The first time I visited the National Sporting Library and Museum in Middleburg, I had planned on a short stay. I was working on a travel book for the Journey Through Hallowed Ground, a national historic area following the route of the Old Carolina Road from Gettysburg to Charlottesville. I read about the library in a tourism brochure, and decided to stop in the next morning, take a few pictures, and add a one-paragraph entry into the book. It didn’t turn out that way.I arrived at 10am, just as the doors were opening to the public, and emerged about four o’clock. During the intervening hours, I combed through one of the most surprising collection of books on the outdoors. I spent the better part of an hour looking at two illustrated books on fly tying, got lost in books of paintings on hunting and fishing, and marveled at some of the best compilations of wildlife drawings I’ve ever seen.How did I not know about this place? Founded as the National Sporting Library in 1954, by George L. Ohrstrom, Sr. and Alexander Mackay-Smith, the institution has expanded to become a library, research facility and art museum with over 26,000 books and works of art in the collections. The library is open free to the public — note, it’s a non-circulating library. There is an admission charge to the museum, but you can visit free of charge on Wednesdays and the last Sunday of the month.My hunch is that a lot of people either don’t know about the NSLM or don’t know the breadth of its offerings. Whether or not you’re into the sporting life, the museum’s collections and programs have something for people of any age or interest. Take, for example, the exhibit “NSLMology: The Science of Sporting Art,” which runs April 12 through September 15. It blends art with science to create The Science of Sporting Art, an exhibition exploring scientific principles through three centuries of paintings, sculptures, works on paper, and hands-on activities. Learn how the human eye processes the speed of a galloping horse; the chemistry of bronze in sculpture; and the workings of wind and clouds and weather. You can experience The Science of Sporting Art free of charge April 27, including hands-on activities and kid-friendly snacks in the Library’s Founders’ Room from 11am till 1pm.NSLM offers a calendar of free programs open to the public. May through August is the Open Late Summer Concert Series. Concerts are free and open to the public, and the museum stays open late — free of charge. Food and drinks are available for purchase at the events. See the website for more details and information. Sunday Sketch is the first Sunday of the month, from 2–4pm. Each month a local art teacher or artist leads a sketching session in the art galleries, guiding participants on style, composition, or another aspect of drawing. Supplies are provided for attendees of all ages.Gallery Talks take place every Wednesday at 2pm. NSLM staff give personalized views of traveling exhibitions, new acquisitions, or permanent collections pieces. Reservations are not required and admission is free.The National Sporting Library and Museum is member-supported. Once you attend a free program or two, you might consider supporting the mission and programs by joining.
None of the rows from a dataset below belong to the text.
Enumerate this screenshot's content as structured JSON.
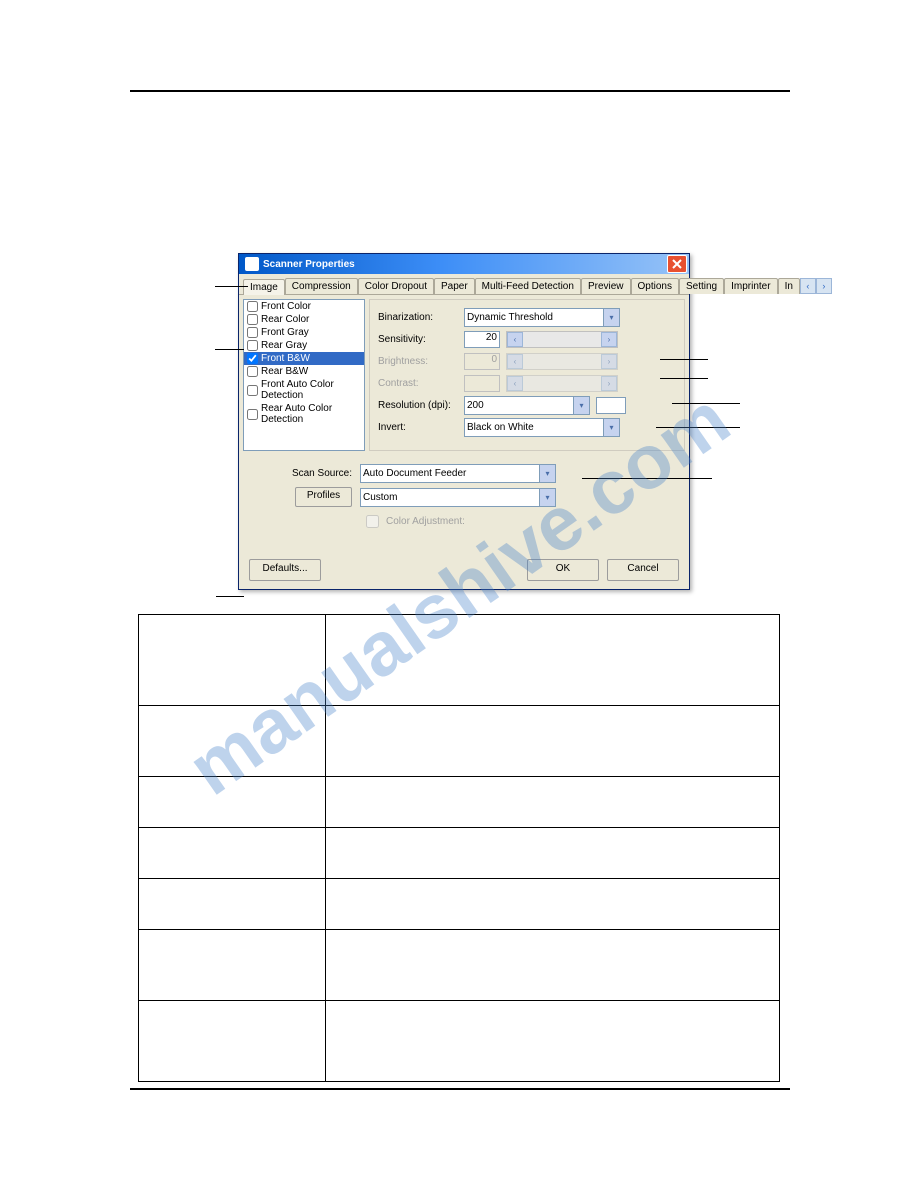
{
  "watermark": "manualshive.com",
  "dialog": {
    "title": "Scanner Properties",
    "tabs": [
      "Image",
      "Compression",
      "Color Dropout",
      "Paper",
      "Multi-Feed Detection",
      "Preview",
      "Options",
      "Setting",
      "Imprinter",
      "In"
    ],
    "listItems": [
      {
        "label": "Front Color",
        "checked": false,
        "selected": false
      },
      {
        "label": "Rear Color",
        "checked": false,
        "selected": false
      },
      {
        "label": "Front Gray",
        "checked": false,
        "selected": false
      },
      {
        "label": "Rear Gray",
        "checked": false,
        "selected": false
      },
      {
        "label": "Front B&W",
        "checked": true,
        "selected": true
      },
      {
        "label": "Rear B&W",
        "checked": false,
        "selected": false
      },
      {
        "label": "Front Auto Color Detection",
        "checked": false,
        "selected": false
      },
      {
        "label": "Rear Auto Color Detection",
        "checked": false,
        "selected": false
      }
    ],
    "settings": {
      "binarization_label": "Binarization:",
      "binarization_value": "Dynamic Threshold",
      "sensitivity_label": "Sensitivity:",
      "sensitivity_value": "20",
      "brightness_label": "Brightness:",
      "brightness_value": "0",
      "contrast_label": "Contrast:",
      "contrast_value": "",
      "resolution_label": "Resolution (dpi):",
      "resolution_value": "200",
      "invert_label": "Invert:",
      "invert_value": "Black on White"
    },
    "scanSource": {
      "label": "Scan Source:",
      "value": "Auto Document Feeder"
    },
    "profiles": {
      "button": "Profiles",
      "value": "Custom"
    },
    "colorAdjustment": "Color Adjustment:",
    "buttons": {
      "defaults": "Defaults...",
      "ok": "OK",
      "cancel": "Cancel"
    }
  }
}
National Sporting Library and Museum
102 The Plains Road, Middleburg VA 20117
Hours: Wednesday – Sunday, 10am–5pm.Museum admission: Adults, $10; seniors and youth (13–18), $8; children, free